**Exercise instructions:**
Your answer should be the full listing, copied word for word.

**The input:**
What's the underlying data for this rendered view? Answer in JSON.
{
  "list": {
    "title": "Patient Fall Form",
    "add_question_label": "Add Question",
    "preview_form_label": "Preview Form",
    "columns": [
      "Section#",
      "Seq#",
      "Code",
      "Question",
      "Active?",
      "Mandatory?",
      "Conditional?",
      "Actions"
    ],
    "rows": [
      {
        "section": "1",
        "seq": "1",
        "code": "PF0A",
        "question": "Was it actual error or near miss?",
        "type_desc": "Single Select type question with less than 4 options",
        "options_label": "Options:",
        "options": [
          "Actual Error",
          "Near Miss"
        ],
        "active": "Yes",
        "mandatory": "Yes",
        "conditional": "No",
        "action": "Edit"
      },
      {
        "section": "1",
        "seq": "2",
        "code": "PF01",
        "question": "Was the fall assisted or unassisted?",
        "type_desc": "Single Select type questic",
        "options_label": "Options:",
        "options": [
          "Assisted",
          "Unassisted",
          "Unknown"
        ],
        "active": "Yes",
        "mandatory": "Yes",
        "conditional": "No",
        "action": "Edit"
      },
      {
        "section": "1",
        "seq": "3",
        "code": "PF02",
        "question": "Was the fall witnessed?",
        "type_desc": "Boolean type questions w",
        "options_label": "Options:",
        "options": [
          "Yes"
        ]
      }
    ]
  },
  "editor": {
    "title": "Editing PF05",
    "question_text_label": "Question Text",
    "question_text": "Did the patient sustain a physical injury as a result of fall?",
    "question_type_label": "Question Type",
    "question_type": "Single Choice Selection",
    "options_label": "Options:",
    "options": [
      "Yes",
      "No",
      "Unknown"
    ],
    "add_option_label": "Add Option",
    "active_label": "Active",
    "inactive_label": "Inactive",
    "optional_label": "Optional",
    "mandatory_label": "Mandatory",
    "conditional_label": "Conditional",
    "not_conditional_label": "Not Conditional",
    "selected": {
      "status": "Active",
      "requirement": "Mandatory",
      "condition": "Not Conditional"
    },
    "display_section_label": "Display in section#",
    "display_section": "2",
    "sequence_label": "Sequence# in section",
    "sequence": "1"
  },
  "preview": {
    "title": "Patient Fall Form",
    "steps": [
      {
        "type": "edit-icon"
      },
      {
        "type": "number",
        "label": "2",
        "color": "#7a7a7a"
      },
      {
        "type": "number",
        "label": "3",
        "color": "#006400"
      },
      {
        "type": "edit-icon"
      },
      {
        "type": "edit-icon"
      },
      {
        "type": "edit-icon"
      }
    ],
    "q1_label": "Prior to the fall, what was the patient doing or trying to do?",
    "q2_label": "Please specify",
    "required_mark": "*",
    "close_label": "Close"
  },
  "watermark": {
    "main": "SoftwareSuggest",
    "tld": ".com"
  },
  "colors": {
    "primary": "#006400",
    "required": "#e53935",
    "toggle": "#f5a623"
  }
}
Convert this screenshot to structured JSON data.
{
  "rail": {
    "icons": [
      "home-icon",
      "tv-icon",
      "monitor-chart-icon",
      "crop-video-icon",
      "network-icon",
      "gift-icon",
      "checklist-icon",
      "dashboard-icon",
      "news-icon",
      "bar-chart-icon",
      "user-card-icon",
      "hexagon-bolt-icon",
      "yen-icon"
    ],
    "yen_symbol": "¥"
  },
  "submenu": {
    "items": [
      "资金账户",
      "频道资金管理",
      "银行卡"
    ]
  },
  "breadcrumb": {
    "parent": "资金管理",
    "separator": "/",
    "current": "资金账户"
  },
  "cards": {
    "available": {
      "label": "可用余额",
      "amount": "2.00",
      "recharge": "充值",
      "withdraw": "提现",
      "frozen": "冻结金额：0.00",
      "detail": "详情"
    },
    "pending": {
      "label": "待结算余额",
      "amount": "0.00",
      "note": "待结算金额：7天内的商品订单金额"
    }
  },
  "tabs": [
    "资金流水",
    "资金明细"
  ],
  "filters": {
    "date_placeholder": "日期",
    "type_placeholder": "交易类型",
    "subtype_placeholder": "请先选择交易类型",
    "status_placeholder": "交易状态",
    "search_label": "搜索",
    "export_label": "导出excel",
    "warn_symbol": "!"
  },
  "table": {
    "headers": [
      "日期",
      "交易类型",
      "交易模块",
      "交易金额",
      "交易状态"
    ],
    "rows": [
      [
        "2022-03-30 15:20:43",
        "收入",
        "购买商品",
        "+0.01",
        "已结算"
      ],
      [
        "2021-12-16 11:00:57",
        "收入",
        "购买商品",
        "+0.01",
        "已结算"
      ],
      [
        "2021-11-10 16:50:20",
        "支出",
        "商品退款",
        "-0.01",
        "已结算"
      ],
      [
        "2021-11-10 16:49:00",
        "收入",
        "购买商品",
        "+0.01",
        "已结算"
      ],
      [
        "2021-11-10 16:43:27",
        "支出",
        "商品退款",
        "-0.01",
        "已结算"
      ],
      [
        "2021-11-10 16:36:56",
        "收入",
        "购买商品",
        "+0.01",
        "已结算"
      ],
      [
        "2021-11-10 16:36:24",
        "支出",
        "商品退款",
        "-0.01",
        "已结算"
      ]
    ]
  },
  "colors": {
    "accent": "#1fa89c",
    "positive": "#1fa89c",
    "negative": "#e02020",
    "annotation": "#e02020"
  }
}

**Exercise solution:**
What's the underlying data for this rendered view? Answer in JSON.
{
  "list": {
    "title": "Patient Fall Form",
    "add_question_label": "Add Question",
    "preview_form_label": "Preview Form",
    "columns": [
      "Section#",
      "Seq#",
      "Code",
      "Question",
      "Active?",
      "Mandatory?",
      "Conditional?",
      "Actions"
    ],
    "rows": [
      {
        "section": "1",
        "seq": "1",
        "code": "PF0A",
        "question": "Was it actual error or near miss?",
        "type_desc": "Single Select type question with less than 4 options",
        "options_label": "Options:",
        "options": [
          "Actual Error",
          "Near Miss"
        ],
        "active": "Yes",
        "mandatory": "Yes",
        "conditional": "No",
        "action": "Edit"
      },
      {
        "section": "1",
        "seq": "2",
        "code": "PF01",
        "question": "Was the fall assisted or unassisted?",
        "type_desc": "Single Select type questic",
        "options_label": "Options:",
        "options": [
          "Assisted",
          "Unassisted",
          "Unknown"
        ],
        "active": "Yes",
        "mandatory": "Yes",
        "conditional": "No",
        "action": "Edit"
      },
      {
        "section": "1",
        "seq": "3",
        "code": "PF02",
        "question": "Was the fall witnessed?",
        "type_desc": "Boolean type questions w",
        "options_label": "Options:",
        "options": [
          "Yes"
        ]
      }
    ]
  },
  "editor": {
    "title": "Editing PF05",
    "question_text_label": "Question Text",
    "question_text": "Did the patient sustain a physical injury as a result of fall?",
    "question_type_label": "Question Type",
    "question_type": "Single Choice Selection",
    "options_label": "Options:",
    "options": [
      "Yes",
      "No",
      "Unknown"
    ],
    "add_option_label": "Add Option",
    "active_label": "Active",
    "inactive_label": "Inactive",
    "optional_label": "Optional",
    "mandatory_label": "Mandatory",
    "conditional_label": "Conditional",
    "not_conditional_label": "Not Conditional",
    "selected": {
      "status": "Active",
      "requirement": "Mandatory",
      "condition": "Not Conditional"
    },
    "display_section_label": "Display in section#",
    "display_section": "2",
    "sequence_label": "Sequence# in section",
    "sequence": "1"
  },
  "preview": {
    "title": "Patient Fall Form",
    "steps": [
      {
        "type": "edit-icon"
      },
      {
        "type": "number",
        "label": "2",
        "color": "#7a7a7a"
      },
      {
        "type": "number",
        "label": "3",
        "color": "#006400"
      },
      {
        "type": "edit-icon"
      },
      {
        "type": "edit-icon"
      },
      {
        "type": "edit-icon"
      }
    ],
    "q1_label": "Prior to the fall, what was the patient doing or trying to do?",
    "q2_label": "Please specify",
    "required_mark": "*",
    "close_label": "Close"
  },
  "watermark": {
    "main": "SoftwareSuggest",
    "tld": ".com"
  },
  "colors": {
    "primary": "#006400",
    "required": "#e53935",
    "toggle": "#f5a623"
  }
}
Convert this screenshot to structured JSON data.
{
  "rail": {
    "icons": [
      "home-icon",
      "tv-icon",
      "monitor-chart-icon",
      "crop-video-icon",
      "network-icon",
      "gift-icon",
      "checklist-icon",
      "dashboard-icon",
      "news-icon",
      "bar-chart-icon",
      "user-card-icon",
      "hexagon-bolt-icon",
      "yen-icon"
    ],
    "yen_symbol": "¥"
  },
  "submenu": {
    "items": [
      "资金账户",
      "频道资金管理",
      "银行卡"
    ]
  },
  "breadcrumb": {
    "parent": "资金管理",
    "separator": "/",
    "current": "资金账户"
  },
  "cards": {
    "available": {
      "label": "可用余额",
      "amount": "2.00",
      "recharge": "充值",
      "withdraw": "提现",
      "frozen": "冻结金额：0.00",
      "detail": "详情"
    },
    "pending": {
      "label": "待结算余额",
      "amount": "0.00",
      "note": "待结算金额：7天内的商品订单金额"
    }
  },
  "tabs": [
    "资金流水",
    "资金明细"
  ],
  "filters": {
    "date_placeholder": "日期",
    "type_placeholder": "交易类型",
    "subtype_placeholder": "请先选择交易类型",
    "status_placeholder": "交易状态",
    "search_label": "搜索",
    "export_label": "导出excel",
    "warn_symbol": "!"
  },
  "table": {
    "headers": [
      "日期",
      "交易类型",
      "交易模块",
      "交易金额",
      "交易状态"
    ],
    "rows": [
      [
        "2022-03-30 15:20:43",
        "收入",
        "购买商品",
        "+0.01",
        "已结算"
      ],
      [
        "2021-12-16 11:00:57",
        "收入",
        "购买商品",
        "+0.01",
        "已结算"
      ],
      [
        "2021-11-10 16:50:20",
        "支出",
        "商品退款",
        "-0.01",
        "已结算"
      ],
      [
        "2021-11-10 16:49:00",
        "收入",
        "购买商品",
        "+0.01",
        "已结算"
      ],
      [
        "2021-11-10 16:43:27",
        "支出",
        "商品退款",
        "-0.01",
        "已结算"
      ],
      [
        "2021-11-10 16:36:56",
        "收入",
        "购买商品",
        "+0.01",
        "已结算"
      ],
      [
        "2021-11-10 16:36:24",
        "支出",
        "商品退款",
        "-0.01",
        "已结算"
      ]
    ]
  },
  "colors": {
    "accent": "#1fa89c",
    "positive": "#1fa89c",
    "negative": "#e02020",
    "annotation": "#e02020"
  }
}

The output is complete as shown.